(Data excerpts)

━━━━━━━━━━

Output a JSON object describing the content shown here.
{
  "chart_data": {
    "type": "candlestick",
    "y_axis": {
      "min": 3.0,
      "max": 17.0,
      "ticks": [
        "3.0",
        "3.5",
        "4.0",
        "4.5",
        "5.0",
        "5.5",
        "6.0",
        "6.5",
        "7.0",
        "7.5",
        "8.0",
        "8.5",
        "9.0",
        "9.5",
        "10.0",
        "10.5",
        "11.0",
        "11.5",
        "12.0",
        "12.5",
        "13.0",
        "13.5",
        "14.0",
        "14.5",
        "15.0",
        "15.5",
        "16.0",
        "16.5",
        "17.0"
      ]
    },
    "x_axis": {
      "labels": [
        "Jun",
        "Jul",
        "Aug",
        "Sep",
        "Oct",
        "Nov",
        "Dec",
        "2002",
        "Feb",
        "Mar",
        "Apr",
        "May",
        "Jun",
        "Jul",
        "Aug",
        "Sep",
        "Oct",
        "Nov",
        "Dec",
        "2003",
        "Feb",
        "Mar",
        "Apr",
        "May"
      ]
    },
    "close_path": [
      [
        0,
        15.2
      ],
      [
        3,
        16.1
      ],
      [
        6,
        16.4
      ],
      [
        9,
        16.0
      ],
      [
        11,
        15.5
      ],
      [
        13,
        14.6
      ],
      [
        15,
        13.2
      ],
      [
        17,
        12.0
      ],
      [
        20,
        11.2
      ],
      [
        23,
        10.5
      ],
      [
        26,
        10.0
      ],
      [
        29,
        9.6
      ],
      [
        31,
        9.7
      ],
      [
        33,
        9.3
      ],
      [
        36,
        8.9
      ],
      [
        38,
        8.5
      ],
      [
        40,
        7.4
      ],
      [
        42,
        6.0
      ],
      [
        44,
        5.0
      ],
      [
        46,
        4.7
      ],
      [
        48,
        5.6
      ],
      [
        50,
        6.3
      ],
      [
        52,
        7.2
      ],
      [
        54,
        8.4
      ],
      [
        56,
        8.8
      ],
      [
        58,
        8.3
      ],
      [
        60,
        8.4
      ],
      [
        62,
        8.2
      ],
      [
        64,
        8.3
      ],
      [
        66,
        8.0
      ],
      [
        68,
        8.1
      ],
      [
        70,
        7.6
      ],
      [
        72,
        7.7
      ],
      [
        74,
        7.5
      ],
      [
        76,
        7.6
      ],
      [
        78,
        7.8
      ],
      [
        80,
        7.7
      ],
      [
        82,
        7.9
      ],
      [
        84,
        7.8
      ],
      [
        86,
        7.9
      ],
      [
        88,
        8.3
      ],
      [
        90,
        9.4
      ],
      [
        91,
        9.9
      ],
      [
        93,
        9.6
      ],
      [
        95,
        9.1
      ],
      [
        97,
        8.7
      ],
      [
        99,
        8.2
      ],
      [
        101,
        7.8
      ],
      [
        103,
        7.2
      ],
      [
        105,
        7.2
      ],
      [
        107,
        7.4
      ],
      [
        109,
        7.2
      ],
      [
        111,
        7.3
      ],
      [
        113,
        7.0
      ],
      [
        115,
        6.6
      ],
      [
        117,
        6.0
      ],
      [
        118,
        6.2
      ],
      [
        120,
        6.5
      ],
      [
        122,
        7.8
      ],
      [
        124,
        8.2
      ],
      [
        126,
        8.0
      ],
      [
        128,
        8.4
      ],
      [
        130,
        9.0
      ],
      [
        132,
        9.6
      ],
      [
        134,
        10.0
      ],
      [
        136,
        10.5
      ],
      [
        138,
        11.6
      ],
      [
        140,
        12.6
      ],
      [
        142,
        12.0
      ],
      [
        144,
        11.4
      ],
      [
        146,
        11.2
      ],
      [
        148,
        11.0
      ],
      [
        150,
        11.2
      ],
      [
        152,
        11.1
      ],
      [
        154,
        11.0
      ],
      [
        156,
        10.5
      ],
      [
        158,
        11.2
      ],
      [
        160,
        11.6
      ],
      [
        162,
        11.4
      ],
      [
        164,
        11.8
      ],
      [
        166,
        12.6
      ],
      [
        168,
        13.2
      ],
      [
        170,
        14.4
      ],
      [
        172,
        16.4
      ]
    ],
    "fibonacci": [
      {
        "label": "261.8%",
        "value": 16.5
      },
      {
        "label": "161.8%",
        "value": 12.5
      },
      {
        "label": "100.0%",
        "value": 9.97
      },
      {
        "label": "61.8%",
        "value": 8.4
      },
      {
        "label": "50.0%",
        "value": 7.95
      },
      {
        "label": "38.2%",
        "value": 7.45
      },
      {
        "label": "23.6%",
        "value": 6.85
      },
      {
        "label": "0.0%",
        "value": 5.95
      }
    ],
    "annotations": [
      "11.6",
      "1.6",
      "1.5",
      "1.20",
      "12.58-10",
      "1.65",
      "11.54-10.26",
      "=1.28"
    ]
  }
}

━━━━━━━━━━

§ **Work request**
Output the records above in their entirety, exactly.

§ **Result of the exercise**
Output a JSON object describing the content shown here.
{
  "chart_data": {
    "type": "candlestick",
    "y_axis": {
      "min": 3.0,
      "max": 17.0,
      "ticks": [
        "3.0",
        "3.5",
        "4.0",
        "4.5",
        "5.0",
        "5.5",
        "6.0",
        "6.5",
        "7.0",
        "7.5",
        "8.0",
        "8.5",
        "9.0",
        "9.5",
        "10.0",
        "10.5",
        "11.0",
        "11.5",
        "12.0",
        "12.5",
        "13.0",
        "13.5",
        "14.0",
        "14.5",
        "15.0",
        "15.5",
        "16.0",
        "16.5",
        "17.0"
      ]
    },
    "x_axis": {
      "labels": [
        "Jun",
        "Jul",
        "Aug",
        "Sep",
        "Oct",
        "Nov",
        "Dec",
        "2002",
        "Feb",
        "Mar",
        "Apr",
        "May",
        "Jun",
        "Jul",
        "Aug",
        "Sep",
        "Oct",
        "Nov",
        "Dec",
        "2003",
        "Feb",
        "Mar",
        "Apr",
        "May"
      ]
    },
    "close_path": [
      [
        0,
        15.2
      ],
      [
        3,
        16.1
      ],
      [
        6,
        16.4
      ],
      [
        9,
        16.0
      ],
      [
        11,
        15.5
      ],
      [
        13,
        14.6
      ],
      [
        15,
        13.2
      ],
      [
        17,
        12.0
      ],
      [
        20,
        11.2
      ],
      [
        23,
        10.5
      ],
      [
        26,
        10.0
      ],
      [
        29,
        9.6
      ],
      [
        31,
        9.7
      ],
      [
        33,
        9.3
      ],
      [
        36,
        8.9
      ],
      [
        38,
        8.5
      ],
      [
        40,
        7.4
      ],
      [
        42,
        6.0
      ],
      [
        44,
        5.0
      ],
      [
        46,
        4.7
      ],
      [
        48,
        5.6
      ],
      [
        50,
        6.3
      ],
      [
        52,
        7.2
      ],
      [
        54,
        8.4
      ],
      [
        56,
        8.8
      ],
      [
        58,
        8.3
      ],
      [
        60,
        8.4
      ],
      [
        62,
        8.2
      ],
      [
        64,
        8.3
      ],
      [
        66,
        8.0
      ],
      [
        68,
        8.1
      ],
      [
        70,
        7.6
      ],
      [
        72,
        7.7
      ],
      [
        74,
        7.5
      ],
      [
        76,
        7.6
      ],
      [
        78,
        7.8
      ],
      [
        80,
        7.7
      ],
      [
        82,
        7.9
      ],
      [
        84,
        7.8
      ],
      [
        86,
        7.9
      ],
      [
        88,
        8.3
      ],
      [
        90,
        9.4
      ],
      [
        91,
        9.9
      ],
      [
        93,
        9.6
      ],
      [
        95,
        9.1
      ],
      [
        97,
        8.7
      ],
      [
        99,
        8.2
      ],
      [
        101,
        7.8
      ],
      [
        103,
        7.2
      ],
      [
        105,
        7.2
      ],
      [
        107,
        7.4
      ],
      [
        109,
        7.2
      ],
      [
        111,
        7.3
      ],
      [
        113,
        7.0
      ],
      [
        115,
        6.6
      ],
      [
        117,
        6.0
      ],
      [
        118,
        6.2
      ],
      [
        120,
        6.5
      ],
      [
        122,
        7.8
      ],
      [
        124,
        8.2
      ],
      [
        126,
        8.0
      ],
      [
        128,
        8.4
      ],
      [
        130,
        9.0
      ],
      [
        132,
        9.6
      ],
      [
        134,
        10.0
      ],
      [
        136,
        10.5
      ],
      [
        138,
        11.6
      ],
      [
        140,
        12.6
      ],
      [
        142,
        12.0
      ],
      [
        144,
        11.4
      ],
      [
        146,
        11.2
      ],
      [
        148,
        11.0
      ],
      [
        150,
        11.2
      ],
      [
        152,
        11.1
      ],
      [
        154,
        11.0
      ],
      [
        156,
        10.5
      ],
      [
        158,
        11.2
      ],
      [
        160,
        11.6
      ],
      [
        162,
        11.4
      ],
      [
        164,
        11.8
      ],
      [
        166,
        12.6
      ],
      [
        168,
        13.2
      ],
      [
        170,
        14.4
      ],
      [
        172,
        16.4
      ]
    ],
    "fibonacci": [
      {
        "label": "261.8%",
        "value": 16.5
      },
      {
        "label": "161.8%",
        "value": 12.5
      },
      {
        "label": "100.0%",
        "value": 9.97
      },
      {
        "label": "61.8%",
        "value": 8.4
      },
      {
        "label": "50.0%",
        "value": 7.95
      },
      {
        "label": "38.2%",
        "value": 7.45
      },
      {
        "label": "23.6%",
        "value": 6.85
      },
      {
        "label": "0.0%",
        "value": 5.95
      }
    ],
    "annotations": [
      "11.6",
      "1.6",
      "1.5",
      "1.20",
      "12.58-10",
      "1.65",
      "11.54-10.26",
      "=1.28"
    ]
  }
}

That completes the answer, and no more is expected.